A few weeks ago, we talked about how consent and transparency with respect to consumer data usage are vital for businesses to thrive in the changing face of commerce. In this new age of pervasive commerce, businesses need to deliver the right product information to the right customer at the right place, every time. And while doing this, they need to respect the boundaries of privacy while achieving precision in targeting at the same time.
The rapid advancements in commerce and technology are increasing the touch points at which brands and retailers connect with consumers. So whether a person is walking by a store, reading a blog, or watching a television show, they can be targeted with an ad. Today, every interaction with a consumer is an opportunity to inform, educate, and sell products and services. But there is a catch. With freedom, comes responsibility.
Consumers are no longer passive observers of advertising. They are not browsing through a magazine or looking at a billboard that is designed for a large and rather vague demographic. With the amount of information that consumers are sharing about themselves, naturally they are expecting something in return. They are expecting higher levels of accuracy and precision in the ads that are targeted toward them. The level of irritation and disappointment with irrelevant and “spammy” ads is on the rise. And true enough. With the amount of data out there, businesses cannot shrug the responsibility of optimizing it and producing delightful product offers.
So, how can that be done? The perfect personalized product offer is formed at the intersection of customer intelligence and product intelligence.
Think of a local neighborhood brick-and-mortar store. Think of a shopper that has been going there for years and interacting with the same sales associates. There is a history of personal interaction. So when the shopper goes into the store, the salesperson needs minimal information about his/her needs. Because he has deep knowledge of the consumer’s preferences and shopping history, and also a deep knowledge of all the products that are carried in that one store. The final result is a sale and a happy, loyal customer.

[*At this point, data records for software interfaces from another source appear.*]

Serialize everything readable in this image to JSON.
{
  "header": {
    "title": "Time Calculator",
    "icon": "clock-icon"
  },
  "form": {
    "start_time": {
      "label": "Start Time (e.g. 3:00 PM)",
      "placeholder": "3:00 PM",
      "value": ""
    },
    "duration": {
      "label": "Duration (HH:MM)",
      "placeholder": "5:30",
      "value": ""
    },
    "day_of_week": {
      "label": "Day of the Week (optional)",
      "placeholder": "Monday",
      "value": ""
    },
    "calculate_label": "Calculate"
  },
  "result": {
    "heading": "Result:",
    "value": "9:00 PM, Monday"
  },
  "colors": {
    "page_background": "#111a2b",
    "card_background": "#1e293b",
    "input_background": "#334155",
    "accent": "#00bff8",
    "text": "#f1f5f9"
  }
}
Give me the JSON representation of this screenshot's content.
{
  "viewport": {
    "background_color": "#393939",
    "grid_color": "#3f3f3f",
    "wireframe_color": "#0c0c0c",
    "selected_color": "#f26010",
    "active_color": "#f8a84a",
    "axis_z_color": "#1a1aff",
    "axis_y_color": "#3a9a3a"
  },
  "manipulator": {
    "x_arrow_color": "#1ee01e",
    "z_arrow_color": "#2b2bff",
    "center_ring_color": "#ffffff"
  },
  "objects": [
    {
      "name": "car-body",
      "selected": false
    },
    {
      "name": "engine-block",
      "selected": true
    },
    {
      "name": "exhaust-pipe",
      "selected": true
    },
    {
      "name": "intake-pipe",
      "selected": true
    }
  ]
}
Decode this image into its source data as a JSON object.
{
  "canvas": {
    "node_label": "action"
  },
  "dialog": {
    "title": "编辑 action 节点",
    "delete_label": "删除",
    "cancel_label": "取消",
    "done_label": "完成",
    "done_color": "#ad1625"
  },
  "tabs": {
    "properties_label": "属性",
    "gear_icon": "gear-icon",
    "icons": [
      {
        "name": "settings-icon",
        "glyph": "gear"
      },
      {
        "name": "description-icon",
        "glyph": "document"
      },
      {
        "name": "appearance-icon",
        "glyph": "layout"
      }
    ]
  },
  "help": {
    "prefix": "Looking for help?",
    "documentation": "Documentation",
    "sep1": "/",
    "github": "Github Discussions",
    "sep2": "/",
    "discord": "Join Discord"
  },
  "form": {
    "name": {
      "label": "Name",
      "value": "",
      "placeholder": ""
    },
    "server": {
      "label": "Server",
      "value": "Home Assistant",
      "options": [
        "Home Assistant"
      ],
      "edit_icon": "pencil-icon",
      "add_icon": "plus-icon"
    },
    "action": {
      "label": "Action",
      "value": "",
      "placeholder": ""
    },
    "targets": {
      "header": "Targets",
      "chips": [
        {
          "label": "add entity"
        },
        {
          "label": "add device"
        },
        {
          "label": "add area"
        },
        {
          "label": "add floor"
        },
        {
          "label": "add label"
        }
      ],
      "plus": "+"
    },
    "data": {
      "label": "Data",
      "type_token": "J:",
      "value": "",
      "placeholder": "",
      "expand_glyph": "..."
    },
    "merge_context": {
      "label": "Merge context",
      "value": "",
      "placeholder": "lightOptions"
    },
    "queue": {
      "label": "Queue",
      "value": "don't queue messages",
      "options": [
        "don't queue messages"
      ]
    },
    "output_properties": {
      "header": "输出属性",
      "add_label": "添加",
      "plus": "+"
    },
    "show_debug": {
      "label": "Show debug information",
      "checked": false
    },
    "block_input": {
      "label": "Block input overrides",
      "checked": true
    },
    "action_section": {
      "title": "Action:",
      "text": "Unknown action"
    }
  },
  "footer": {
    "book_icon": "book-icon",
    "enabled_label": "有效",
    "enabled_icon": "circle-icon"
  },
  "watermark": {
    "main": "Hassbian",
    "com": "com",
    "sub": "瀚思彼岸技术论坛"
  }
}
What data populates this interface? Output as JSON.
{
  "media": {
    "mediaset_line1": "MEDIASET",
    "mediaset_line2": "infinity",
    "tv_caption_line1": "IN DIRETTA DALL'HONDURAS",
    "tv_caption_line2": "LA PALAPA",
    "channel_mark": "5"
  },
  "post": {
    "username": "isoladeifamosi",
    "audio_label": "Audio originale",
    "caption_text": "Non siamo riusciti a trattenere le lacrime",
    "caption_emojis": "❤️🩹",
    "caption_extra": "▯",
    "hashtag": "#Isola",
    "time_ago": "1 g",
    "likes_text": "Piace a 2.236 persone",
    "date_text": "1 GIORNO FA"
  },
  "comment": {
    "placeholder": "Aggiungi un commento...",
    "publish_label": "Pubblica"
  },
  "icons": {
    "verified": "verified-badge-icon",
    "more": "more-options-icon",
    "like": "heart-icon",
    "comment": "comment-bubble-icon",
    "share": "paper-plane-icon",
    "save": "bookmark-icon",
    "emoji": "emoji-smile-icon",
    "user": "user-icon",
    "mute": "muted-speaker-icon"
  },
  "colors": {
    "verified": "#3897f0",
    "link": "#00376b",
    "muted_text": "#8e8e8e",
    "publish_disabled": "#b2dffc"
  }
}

This experience needs to be translated to the digital age for millions of consumers and millions of products. Accuracy and precision needs to be achieved for this complex matrix. There is already a deep level of consumer data available – demographic, psychographic, browsing behavior, preferences, etc. Now this needs to be combined with a deep level of data about all the products in the world – attributes, pricing, availability, channels, promotions, life cycle, etc.
Consider what Netflix is doing with motion pictures. They have tagged and indexed movies with hundreds of attributes to generate a structured and organized database of thousands of micro-genres. They combine that with the data they collect about their subscribers and are hence able to offer personalized recommendations.
When businesses achieve this level of deep data analytics, only then will they be able to match the right product with the right person at the right time. And this matching has to be seamless and unobtrusive. Personalized and targeted product offerings will become part of the daily flow of our lives and we will never have to see an unwanted ad again.